(Interface dataset entries)
═══
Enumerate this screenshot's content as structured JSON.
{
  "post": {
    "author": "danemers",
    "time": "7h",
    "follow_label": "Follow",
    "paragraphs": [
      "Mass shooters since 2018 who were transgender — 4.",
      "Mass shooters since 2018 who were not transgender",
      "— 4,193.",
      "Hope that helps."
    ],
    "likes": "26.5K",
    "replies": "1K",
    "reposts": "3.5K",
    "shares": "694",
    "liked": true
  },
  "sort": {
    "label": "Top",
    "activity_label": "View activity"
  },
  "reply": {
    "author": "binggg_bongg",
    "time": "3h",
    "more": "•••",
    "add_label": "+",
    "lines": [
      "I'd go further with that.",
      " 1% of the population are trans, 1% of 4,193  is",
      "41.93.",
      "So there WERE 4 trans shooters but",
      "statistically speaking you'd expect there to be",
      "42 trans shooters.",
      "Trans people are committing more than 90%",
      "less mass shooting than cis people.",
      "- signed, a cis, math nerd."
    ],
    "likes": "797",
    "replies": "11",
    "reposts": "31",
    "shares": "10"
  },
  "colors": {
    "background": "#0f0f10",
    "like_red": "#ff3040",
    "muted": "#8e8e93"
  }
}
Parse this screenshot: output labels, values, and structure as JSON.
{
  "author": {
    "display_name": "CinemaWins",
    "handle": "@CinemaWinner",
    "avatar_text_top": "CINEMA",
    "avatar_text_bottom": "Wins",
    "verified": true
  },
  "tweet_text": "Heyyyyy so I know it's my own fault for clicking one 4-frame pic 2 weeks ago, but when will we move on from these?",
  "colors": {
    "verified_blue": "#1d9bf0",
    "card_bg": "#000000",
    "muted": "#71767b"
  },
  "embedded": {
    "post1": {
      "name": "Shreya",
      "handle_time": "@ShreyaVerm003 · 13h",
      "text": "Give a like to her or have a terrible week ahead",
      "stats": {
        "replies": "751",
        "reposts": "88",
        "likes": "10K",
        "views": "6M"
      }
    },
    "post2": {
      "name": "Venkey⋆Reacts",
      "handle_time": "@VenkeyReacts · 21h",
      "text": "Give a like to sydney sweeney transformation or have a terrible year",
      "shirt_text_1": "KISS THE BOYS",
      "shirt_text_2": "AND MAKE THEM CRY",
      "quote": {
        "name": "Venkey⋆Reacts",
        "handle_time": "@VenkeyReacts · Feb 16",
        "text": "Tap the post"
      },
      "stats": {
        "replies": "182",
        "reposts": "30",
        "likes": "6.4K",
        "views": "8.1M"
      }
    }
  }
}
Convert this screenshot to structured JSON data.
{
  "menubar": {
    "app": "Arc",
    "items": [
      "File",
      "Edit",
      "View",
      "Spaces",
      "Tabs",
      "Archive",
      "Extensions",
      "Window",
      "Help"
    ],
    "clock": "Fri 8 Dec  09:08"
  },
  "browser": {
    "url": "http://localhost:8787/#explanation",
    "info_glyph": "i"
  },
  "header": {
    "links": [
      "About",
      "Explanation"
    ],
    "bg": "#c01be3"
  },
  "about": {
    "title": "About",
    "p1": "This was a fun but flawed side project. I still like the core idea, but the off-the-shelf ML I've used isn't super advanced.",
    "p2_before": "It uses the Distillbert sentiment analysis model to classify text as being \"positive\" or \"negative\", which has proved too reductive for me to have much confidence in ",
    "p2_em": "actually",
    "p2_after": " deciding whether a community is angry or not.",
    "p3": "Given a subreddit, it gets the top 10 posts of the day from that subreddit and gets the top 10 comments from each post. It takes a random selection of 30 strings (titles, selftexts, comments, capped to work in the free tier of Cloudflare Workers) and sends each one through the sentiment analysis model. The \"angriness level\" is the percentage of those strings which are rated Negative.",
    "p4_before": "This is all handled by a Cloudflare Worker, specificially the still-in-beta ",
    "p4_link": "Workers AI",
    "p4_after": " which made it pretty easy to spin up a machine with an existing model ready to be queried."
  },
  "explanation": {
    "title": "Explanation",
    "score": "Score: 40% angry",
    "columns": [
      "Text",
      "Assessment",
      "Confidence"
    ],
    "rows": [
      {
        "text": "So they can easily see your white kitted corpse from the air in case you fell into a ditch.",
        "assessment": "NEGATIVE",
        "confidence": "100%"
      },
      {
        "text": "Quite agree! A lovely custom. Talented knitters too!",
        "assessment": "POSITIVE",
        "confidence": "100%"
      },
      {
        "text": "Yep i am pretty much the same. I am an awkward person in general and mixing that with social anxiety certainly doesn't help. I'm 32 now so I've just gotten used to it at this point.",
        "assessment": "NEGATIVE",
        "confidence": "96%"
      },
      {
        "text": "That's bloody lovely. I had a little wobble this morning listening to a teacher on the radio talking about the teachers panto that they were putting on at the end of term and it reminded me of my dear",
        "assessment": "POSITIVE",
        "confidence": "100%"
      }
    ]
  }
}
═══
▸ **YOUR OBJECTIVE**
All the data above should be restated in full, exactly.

▸ **EXPECTED ANSWER**
Enumerate this screenshot's content as structured JSON.
{
  "post": {
    "author": "danemers",
    "time": "7h",
    "follow_label": "Follow",
    "paragraphs": [
      "Mass shooters since 2018 who were transgender — 4.",
      "Mass shooters since 2018 who were not transgender",
      "— 4,193.",
      "Hope that helps."
    ],
    "likes": "26.5K",
    "replies": "1K",
    "reposts": "3.5K",
    "shares": "694",
    "liked": true
  },
  "sort": {
    "label": "Top",
    "activity_label": "View activity"
  },
  "reply": {
    "author": "binggg_bongg",
    "time": "3h",
    "more": "•••",
    "add_label": "+",
    "lines": [
      "I'd go further with that.",
      " 1% of the population are trans, 1% of 4,193  is",
      "41.93.",
      "So there WERE 4 trans shooters but",
      "statistically speaking you'd expect there to be",
      "42 trans shooters.",
      "Trans people are committing more than 90%",
      "less mass shooting than cis people.",
      "- signed, a cis, math nerd."
    ],
    "likes": "797",
    "replies": "11",
    "reposts": "31",
    "shares": "10"
  },
  "colors": {
    "background": "#0f0f10",
    "like_red": "#ff3040",
    "muted": "#8e8e93"
  }
}
Parse this screenshot: output labels, values, and structure as JSON.
{
  "author": {
    "display_name": "CinemaWins",
    "handle": "@CinemaWinner",
    "avatar_text_top": "CINEMA",
    "avatar_text_bottom": "Wins",
    "verified": true
  },
  "tweet_text": "Heyyyyy so I know it's my own fault for clicking one 4-frame pic 2 weeks ago, but when will we move on from these?",
  "colors": {
    "verified_blue": "#1d9bf0",
    "card_bg": "#000000",
    "muted": "#71767b"
  },
  "embedded": {
    "post1": {
      "name": "Shreya",
      "handle_time": "@ShreyaVerm003 · 13h",
      "text": "Give a like to her or have a terrible week ahead",
      "stats": {
        "replies": "751",
        "reposts": "88",
        "likes": "10K",
        "views": "6M"
      }
    },
    "post2": {
      "name": "Venkey⋆Reacts",
      "handle_time": "@VenkeyReacts · 21h",
      "text": "Give a like to sydney sweeney transformation or have a terrible year",
      "shirt_text_1": "KISS THE BOYS",
      "shirt_text_2": "AND MAKE THEM CRY",
      "quote": {
        "name": "Venkey⋆Reacts",
        "handle_time": "@VenkeyReacts · Feb 16",
        "text": "Tap the post"
      },
      "stats": {
        "replies": "182",
        "reposts": "30",
        "likes": "6.4K",
        "views": "8.1M"
      }
    }
  }
}
Convert this screenshot to structured JSON data.
{
  "menubar": {
    "app": "Arc",
    "items": [
      "File",
      "Edit",
      "View",
      "Spaces",
      "Tabs",
      "Archive",
      "Extensions",
      "Window",
      "Help"
    ],
    "clock": "Fri 8 Dec  09:08"
  },
  "browser": {
    "url": "http://localhost:8787/#explanation",
    "info_glyph": "i"
  },
  "header": {
    "links": [
      "About",
      "Explanation"
    ],
    "bg": "#c01be3"
  },
  "about": {
    "title": "About",
    "p1": "This was a fun but flawed side project. I still like the core idea, but the off-the-shelf ML I've used isn't super advanced.",
    "p2_before": "It uses the Distillbert sentiment analysis model to classify text as being \"positive\" or \"negative\", which has proved too reductive for me to have much confidence in ",
    "p2_em": "actually",
    "p2_after": " deciding whether a community is angry or not.",
    "p3": "Given a subreddit, it gets the top 10 posts of the day from that subreddit and gets the top 10 comments from each post. It takes a random selection of 30 strings (titles, selftexts, comments, capped to work in the free tier of Cloudflare Workers) and sends each one through the sentiment analysis model. The \"angriness level\" is the percentage of those strings which are rated Negative.",
    "p4_before": "This is all handled by a Cloudflare Worker, specificially the still-in-beta ",
    "p4_link": "Workers AI",
    "p4_after": " which made it pretty easy to spin up a machine with an existing model ready to be queried."
  },
  "explanation": {
    "title": "Explanation",
    "score": "Score: 40% angry",
    "columns": [
      "Text",
      "Assessment",
      "Confidence"
    ],
    "rows": [
      {
        "text": "So they can easily see your white kitted corpse from the air in case you fell into a ditch.",
        "assessment": "NEGATIVE",
        "confidence": "100%"
      },
      {
        "text": "Quite agree! A lovely custom. Talented knitters too!",
        "assessment": "POSITIVE",
        "confidence": "100%"
      },
      {
        "text": "Yep i am pretty much the same. I am an awkward person in general and mixing that with social anxiety certainly doesn't help. I'm 32 now so I've just gotten used to it at this point.",
        "assessment": "NEGATIVE",
        "confidence": "96%"
      },
      {
        "text": "That's bloody lovely. I had a little wobble this morning listening to a teacher on the radio talking about the teachers panto that they were putting on at the end of term and it reminded me of my dear",
        "assessment": "POSITIVE",
        "confidence": "100%"
      }
    ]
  }
}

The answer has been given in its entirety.